• _Required work_
The entries are to be printed again word for word, but no picture may appear.

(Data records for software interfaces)
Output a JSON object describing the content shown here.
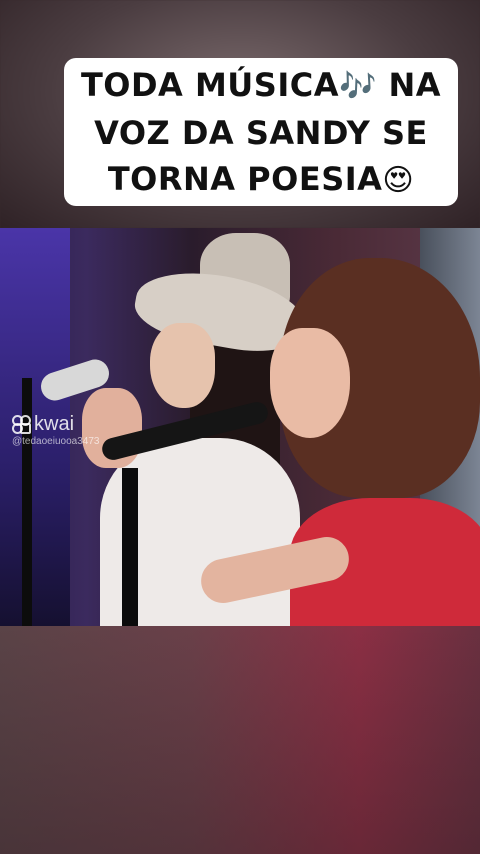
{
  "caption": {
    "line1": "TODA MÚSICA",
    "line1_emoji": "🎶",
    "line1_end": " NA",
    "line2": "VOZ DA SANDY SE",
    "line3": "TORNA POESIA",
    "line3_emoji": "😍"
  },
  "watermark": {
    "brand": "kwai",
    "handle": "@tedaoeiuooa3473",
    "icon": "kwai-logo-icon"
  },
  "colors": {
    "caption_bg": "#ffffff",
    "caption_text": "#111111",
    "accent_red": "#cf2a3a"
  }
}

• _Exercise result_
Output a JSON object describing the content shown here.
{
  "caption": {
    "line1": "TODA MÚSICA",
    "line1_emoji": "🎶",
    "line1_end": " NA",
    "line2": "VOZ DA SANDY SE",
    "line3": "TORNA POESIA",
    "line3_emoji": "😍"
  },
  "watermark": {
    "brand": "kwai",
    "handle": "@tedaoeiuooa3473",
    "icon": "kwai-logo-icon"
  },
  "colors": {
    "caption_bg": "#ffffff",
    "caption_text": "#111111",
    "accent_red": "#cf2a3a"
  }
}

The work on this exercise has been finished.